Doug says his health is so far so good thanks to his life in training. "I've beat the game," he says, proudly boasting he has never downed a prescription drug, much less steroids ("I told people they were crazy to take that [expletive]") and last saw a doctor for medical reasons when discharged from the Air Force after the Korean War.
"I had a toothache once, and a dentist gave me a prescription. I didn't fill it," he says.
His life and business have worked out, one way or another. Besides Sundays, he has closed once - for a week after the death of his wife of 45 years. "I've never had one serious injury up here and not even a fight," he says.

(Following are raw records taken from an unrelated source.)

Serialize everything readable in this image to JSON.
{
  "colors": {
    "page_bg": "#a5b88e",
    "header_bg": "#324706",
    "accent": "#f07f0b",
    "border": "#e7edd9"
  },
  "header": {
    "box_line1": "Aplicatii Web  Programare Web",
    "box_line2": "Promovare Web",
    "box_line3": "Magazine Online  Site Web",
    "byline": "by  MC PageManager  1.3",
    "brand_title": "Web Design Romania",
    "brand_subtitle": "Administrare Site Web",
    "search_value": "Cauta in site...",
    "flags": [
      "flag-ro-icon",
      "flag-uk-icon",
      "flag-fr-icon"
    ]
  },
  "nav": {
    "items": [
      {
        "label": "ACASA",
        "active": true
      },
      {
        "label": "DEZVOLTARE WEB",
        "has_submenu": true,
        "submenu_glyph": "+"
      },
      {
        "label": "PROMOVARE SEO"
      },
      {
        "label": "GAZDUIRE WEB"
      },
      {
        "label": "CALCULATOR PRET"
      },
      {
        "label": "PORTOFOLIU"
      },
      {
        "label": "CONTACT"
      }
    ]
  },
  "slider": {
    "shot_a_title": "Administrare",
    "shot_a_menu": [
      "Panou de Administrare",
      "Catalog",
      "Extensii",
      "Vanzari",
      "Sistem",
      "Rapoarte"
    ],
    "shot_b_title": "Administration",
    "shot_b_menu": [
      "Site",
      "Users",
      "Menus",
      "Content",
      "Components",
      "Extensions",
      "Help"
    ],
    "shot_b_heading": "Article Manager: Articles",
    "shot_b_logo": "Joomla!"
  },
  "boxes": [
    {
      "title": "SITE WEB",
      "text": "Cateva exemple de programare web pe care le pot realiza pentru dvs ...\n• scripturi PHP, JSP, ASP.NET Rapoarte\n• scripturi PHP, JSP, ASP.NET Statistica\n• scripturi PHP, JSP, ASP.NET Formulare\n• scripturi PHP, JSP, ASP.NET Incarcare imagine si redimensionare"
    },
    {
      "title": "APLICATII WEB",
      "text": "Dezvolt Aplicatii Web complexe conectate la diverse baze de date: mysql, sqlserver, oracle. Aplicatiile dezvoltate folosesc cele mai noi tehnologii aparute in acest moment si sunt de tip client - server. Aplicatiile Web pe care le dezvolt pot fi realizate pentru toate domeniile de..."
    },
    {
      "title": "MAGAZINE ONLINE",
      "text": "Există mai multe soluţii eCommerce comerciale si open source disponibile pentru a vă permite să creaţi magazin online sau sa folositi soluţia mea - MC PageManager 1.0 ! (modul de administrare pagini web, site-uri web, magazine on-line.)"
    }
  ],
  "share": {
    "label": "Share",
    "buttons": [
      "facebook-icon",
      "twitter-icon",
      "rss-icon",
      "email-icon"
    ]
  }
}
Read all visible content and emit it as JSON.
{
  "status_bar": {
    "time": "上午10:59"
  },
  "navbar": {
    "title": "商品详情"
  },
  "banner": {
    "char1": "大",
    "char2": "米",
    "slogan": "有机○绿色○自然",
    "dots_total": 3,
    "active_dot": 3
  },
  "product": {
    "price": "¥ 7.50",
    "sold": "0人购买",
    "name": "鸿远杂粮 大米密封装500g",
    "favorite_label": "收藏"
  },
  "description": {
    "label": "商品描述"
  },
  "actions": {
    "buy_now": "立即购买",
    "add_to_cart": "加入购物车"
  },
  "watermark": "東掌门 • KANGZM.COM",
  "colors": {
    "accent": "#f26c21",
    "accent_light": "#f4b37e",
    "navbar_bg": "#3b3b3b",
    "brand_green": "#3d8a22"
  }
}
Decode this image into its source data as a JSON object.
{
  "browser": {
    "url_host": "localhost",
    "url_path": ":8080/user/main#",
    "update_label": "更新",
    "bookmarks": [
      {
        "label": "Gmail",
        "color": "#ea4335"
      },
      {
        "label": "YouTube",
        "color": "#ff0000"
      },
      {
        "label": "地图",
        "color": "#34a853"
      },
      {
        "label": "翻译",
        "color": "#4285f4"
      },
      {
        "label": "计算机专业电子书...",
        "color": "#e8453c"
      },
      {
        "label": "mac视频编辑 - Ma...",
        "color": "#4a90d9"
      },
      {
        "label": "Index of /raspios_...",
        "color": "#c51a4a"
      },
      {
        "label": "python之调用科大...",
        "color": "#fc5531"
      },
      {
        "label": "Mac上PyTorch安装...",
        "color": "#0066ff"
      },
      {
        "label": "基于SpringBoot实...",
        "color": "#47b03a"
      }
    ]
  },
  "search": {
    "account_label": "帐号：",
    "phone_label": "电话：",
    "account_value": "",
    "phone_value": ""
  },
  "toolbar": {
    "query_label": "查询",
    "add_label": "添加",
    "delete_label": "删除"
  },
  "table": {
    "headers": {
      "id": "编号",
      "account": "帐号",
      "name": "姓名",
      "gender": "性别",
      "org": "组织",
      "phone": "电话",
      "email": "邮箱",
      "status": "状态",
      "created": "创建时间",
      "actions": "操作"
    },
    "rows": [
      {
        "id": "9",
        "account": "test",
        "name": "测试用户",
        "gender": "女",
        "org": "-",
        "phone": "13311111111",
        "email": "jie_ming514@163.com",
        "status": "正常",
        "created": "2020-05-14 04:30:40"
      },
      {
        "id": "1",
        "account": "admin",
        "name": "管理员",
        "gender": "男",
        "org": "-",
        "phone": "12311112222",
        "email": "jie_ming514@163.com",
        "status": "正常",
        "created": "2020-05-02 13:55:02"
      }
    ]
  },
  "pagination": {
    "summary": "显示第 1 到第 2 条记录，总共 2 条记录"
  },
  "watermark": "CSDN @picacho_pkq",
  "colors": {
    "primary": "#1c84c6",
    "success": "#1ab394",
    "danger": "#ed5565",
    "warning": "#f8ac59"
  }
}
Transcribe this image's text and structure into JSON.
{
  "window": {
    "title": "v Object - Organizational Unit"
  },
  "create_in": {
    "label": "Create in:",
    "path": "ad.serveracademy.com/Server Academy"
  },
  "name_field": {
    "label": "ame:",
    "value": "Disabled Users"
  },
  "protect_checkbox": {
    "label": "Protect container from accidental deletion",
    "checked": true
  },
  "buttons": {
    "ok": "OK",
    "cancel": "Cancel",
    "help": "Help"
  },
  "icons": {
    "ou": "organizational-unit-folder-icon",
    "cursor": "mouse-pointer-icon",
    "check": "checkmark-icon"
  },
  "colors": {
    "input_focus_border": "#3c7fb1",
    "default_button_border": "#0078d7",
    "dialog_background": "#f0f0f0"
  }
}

And when will Doug end his run, stop driving in from Hurst, leave the neighborhood now thick with vacant buildings and parking lots - one he once shared with the Statler Hilton Hotel, restaurants, an Elks lodge, union hall, formal wear shop and others long gone?
"Hell, I might be here two or three more years. Who knows?" he says. But then the gym "keeps me exercising. It gets me out of bed in the morning. What else am I going to do?"
Who knows how his part of downtown will change in two or three or more years. "That's all right. That's good," he says of the projects now taking shape. "They've got to clean it up a little bit, and it might get better as time goes on. But if you've been down here as long as I have, you've heard this story a thousand times."
Turning his attention to some building at hand, Doug watches J.R. Martinez, lying on a bench, muscle his way through another round with 65-pound dumbbells.
"When he goes over 12 reps, I add weight," he says, counting each lift aloud. "Ten ... Eleven ... Twelve. Come on, J.R., you've got a record. Let's go."
Address: 2010 Commerce St. in downtown Dallas
Hours: 11 a.m. to 8:30 p.m. Monday through Friday, 11 a.m. to 6 p.m. Saturdays.
Cost: Members pay $250 for six months. Training fees vary depending on a person's physical condition and gym experience.